ABOUT THIS TASK: Beginning with the first entry, print all the records exactly.

RECORD EXCERPTS:
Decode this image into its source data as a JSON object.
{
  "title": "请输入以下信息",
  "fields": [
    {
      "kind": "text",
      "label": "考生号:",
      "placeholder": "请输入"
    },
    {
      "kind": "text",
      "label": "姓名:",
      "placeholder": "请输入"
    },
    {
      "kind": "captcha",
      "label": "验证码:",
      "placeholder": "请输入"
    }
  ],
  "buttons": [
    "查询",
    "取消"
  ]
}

WRITTEN SOLUTION:
Decode this image into its source data as a JSON object.
{
  "title": "请输入以下信息",
  "fields": [
    {
      "kind": "text",
      "label": "考生号:",
      "placeholder": "请输入"
    },
    {
      "kind": "text",
      "label": "姓名:",
      "placeholder": "请输入"
    },
    {
      "kind": "captcha",
      "label": "验证码:",
      "placeholder": "请输入"
    }
  ],
  "buttons": [
    "查询",
    "取消"
  ]
}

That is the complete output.